Sales by business format franchisors continued to increase steadily throughout the 1990s and into the 21st century. In 2001, comparing business format franchising to product distribution franchising, business format franchising had about 4.3 times as many establishments, employed 4 times as many workers, generated 2.5 times the payroll, and produced nearly 3 times as much output.
*Dave Thomas and Michael Seid, Franchising for Dummies 13 (IDG Books Worldwide, Inc. 2000).
WHAT ARE THE MAJOR GROWTH INDUSTRIES IN "BUSINESS FORMAT" FRANCHISING?
As the economy becomes more service and technology oriented, as more women enter the work force, and as a larger percentage of the population grows older, growth areas in franchising are responding to these changes. The industry categories in franchising that are expected to continue to experience rapid growth for the start of the new century are service-related fields such as home repair and remodeling, carpet cleaning, household furnishings, and various other maintenance and cleaning services; business support services including accounting, mail processing, advertising services, package wrapping and shipping, personnel and temporary help services, and printing and copying services; automotive repairs and services such as quick-lube and tune-up; and other areas such as environmental services, hair salons, health aids and services, computers, clothing, children's services, educational products and services, and telecommunications services.
While it is important to consider industry growth before investing in a franchise, it is more important to analyze an individual franchise company's track record, keeping in mind that quick growth does not always spell success.

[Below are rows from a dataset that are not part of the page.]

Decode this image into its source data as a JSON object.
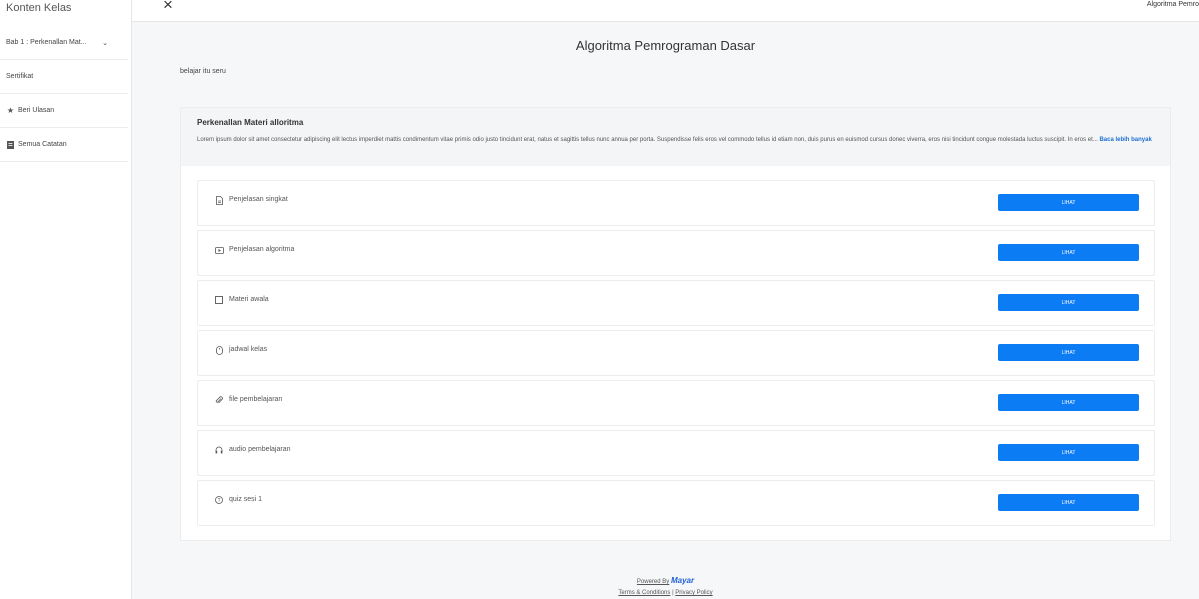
{
  "sidebar": {
    "title": "Konten Kelas",
    "items": [
      {
        "label": "Bab 1 : Perkenallan Mat...",
        "icon": "chevron-down-icon"
      },
      {
        "label": "Sertifikat",
        "icon": ""
      },
      {
        "label": "Beri Ulasan",
        "icon": "star-icon"
      },
      {
        "label": "Semua Catatan",
        "icon": "note-icon"
      }
    ]
  },
  "topbar": {
    "close_icon": "close-icon",
    "breadcrumb": "Algoritma Pemro"
  },
  "main": {
    "title": "Algoritma Pemrograman Dasar",
    "subtitle": "belajar itu seru",
    "description": {
      "heading": "Perkenallan Materi alloritma",
      "text": "Lorem ipsum dolor sit amet consectetur adipiscing elit lectus imperdiet mattis condimentum vitae primis odio justo tincidunt erat, natus et sagittis tellus nunc annua per porta. Suspendisse felis eros vel commodo tellus id etiam non, duis purus en euismod cursus donec viverra, eros nisi tincidunt congue molestada luctus suscipit. In eros et...",
      "read_more": "Baca lebih banyak"
    },
    "lessons": [
      {
        "label": "Penjelasan singkat",
        "icon": "document-icon",
        "button": "LIHAT"
      },
      {
        "label": "Penjelasan algoritma",
        "icon": "video-icon",
        "button": "LIHAT"
      },
      {
        "label": "Materi awala",
        "icon": "checkbox-icon",
        "button": "LIHAT"
      },
      {
        "label": "jadwal kelas",
        "icon": "mouse-icon",
        "button": "LIHAT"
      },
      {
        "label": "file pembelajaran",
        "icon": "paperclip-icon",
        "button": "LIHAT"
      },
      {
        "label": "audio pembelajaran",
        "icon": "headphones-icon",
        "button": "LIHAT"
      },
      {
        "label": "quiz sesi 1",
        "icon": "question-icon",
        "button": "LIHAT"
      }
    ]
  },
  "footer": {
    "powered_by": "Powered By",
    "brand": "Mayar",
    "terms": "Terms & Conditions",
    "separator": "|",
    "privacy": "Privacy Policy"
  }
}
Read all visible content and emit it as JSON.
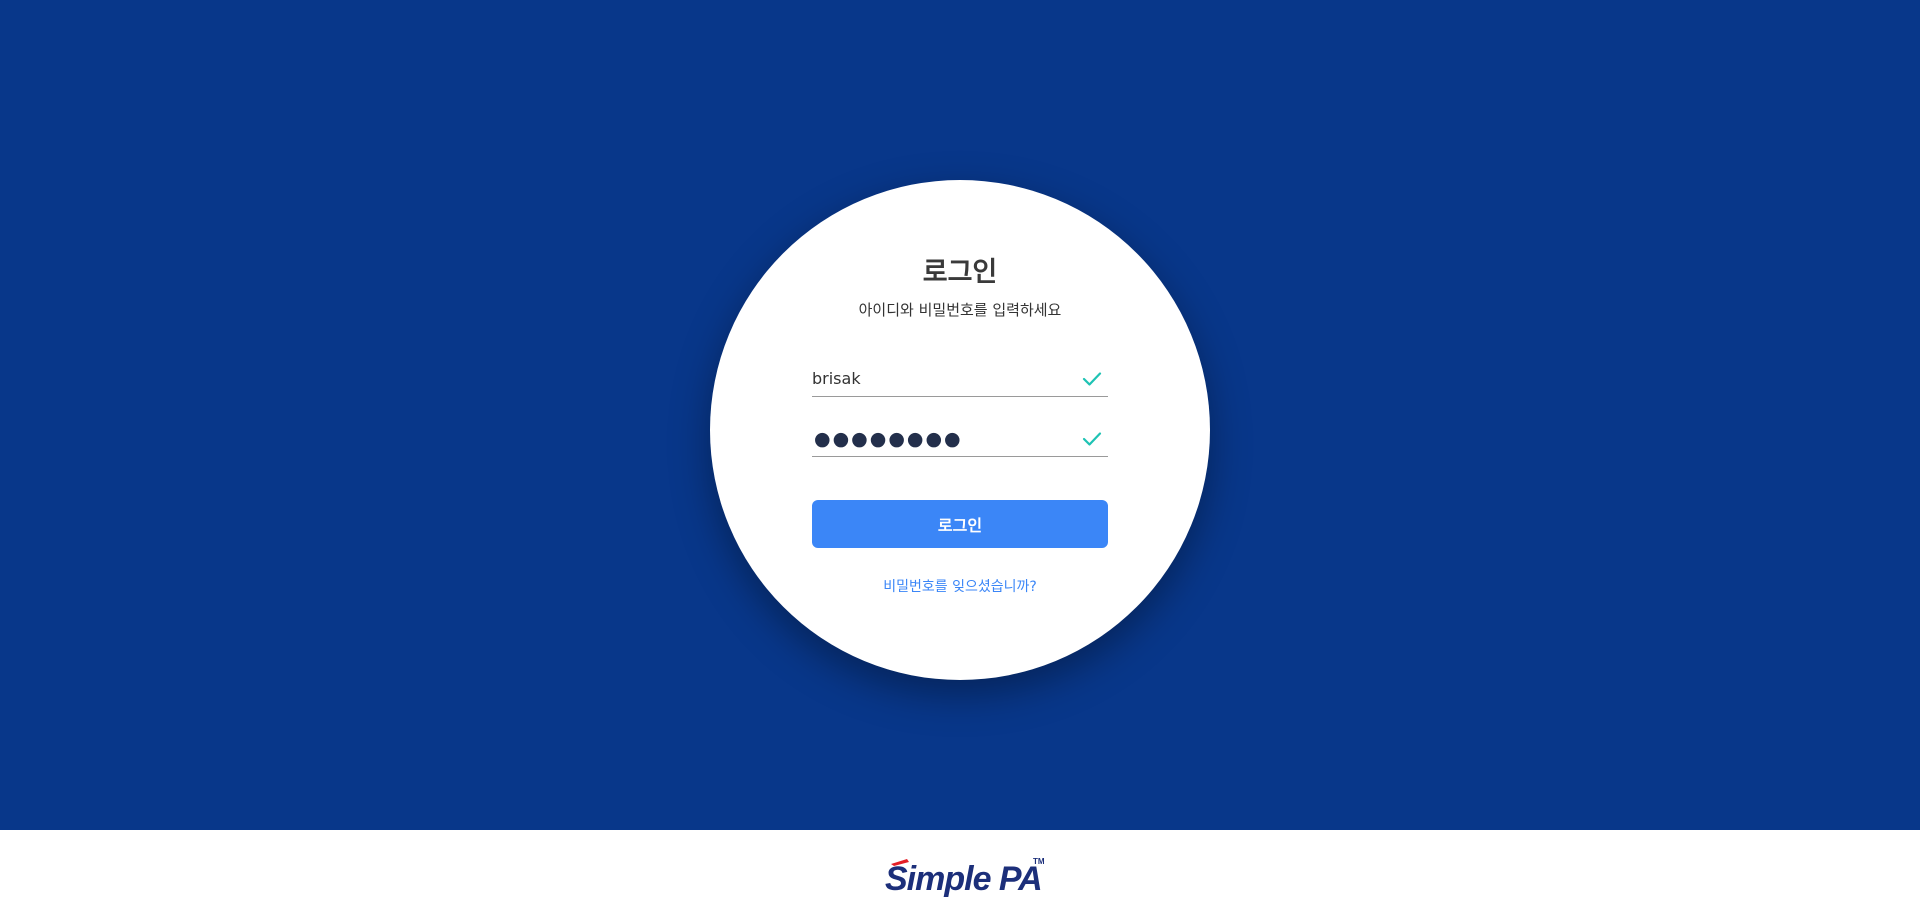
{
  "login": {
    "title": "로그인",
    "subtitle": "아이디와 비밀번호를 입력하세요",
    "username_value": "brisak",
    "password_mask": "●●●●●●●●",
    "button_label": "로그인",
    "forgot_link": "비밀번호를 잊으셨습니까?"
  },
  "icons": {
    "username_valid": "check-icon",
    "password_valid": "check-icon"
  },
  "footer": {
    "logo_text": "Simple PA",
    "logo_tm": "™"
  },
  "colors": {
    "background": "#08378a",
    "primary": "#3b86f7",
    "check": "#1fc3b4",
    "logo_navy": "#1c2f7a",
    "logo_red": "#e41e26"
  }
}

A franchise organization that grows too quickly might not have a service team in place to support all of the units properly. Overall, long range trends indicate a steady, solid growth in business format franchising. Some will fall by the wayside, as is natural with any business, but others may well be the “household name” franchise success stories of tomorrow.
SPECIFICALLY, WHAT KINDS OF BUSINESSES LEND THEMSELVES TO FRANCHISING?
Virtually every business form you can imagine. The International Franchise Association now lists more than 75 different categories to describe its members. Typically, you would think of fast food and restaurants first when thinking of franchising, but franchising covers the spectrum from almost A to Z, from advertising/direct mail to construction to dating services to home inspection to security systems to video sales and rentals. Printing and copying services, maid services, computer services, cleaners, lawn care services, real estate, hotels and motels, and travel agencies are excellent examples of successfully applying franchising to established industries.
ARE THE "LOOK-ALIKE" CHARACTERISTICS OF FRANCHISES A DISADVANTAGE? DON'T CONSUMERS WANT VARIETY?
The increasingly mobile American consumer has come to depend on and appreciate the consistent quality of franchised products and services. Today, no matter where they go, people expect and want the same quality, which is why consumers so often stop at franchised establishments. The ability to easily recognize a franchised store, restaurant or hotel from the outside guarantees there will be no surprises or disappointments on the inside. Quite simply, the public knows what to expect and likes it that way.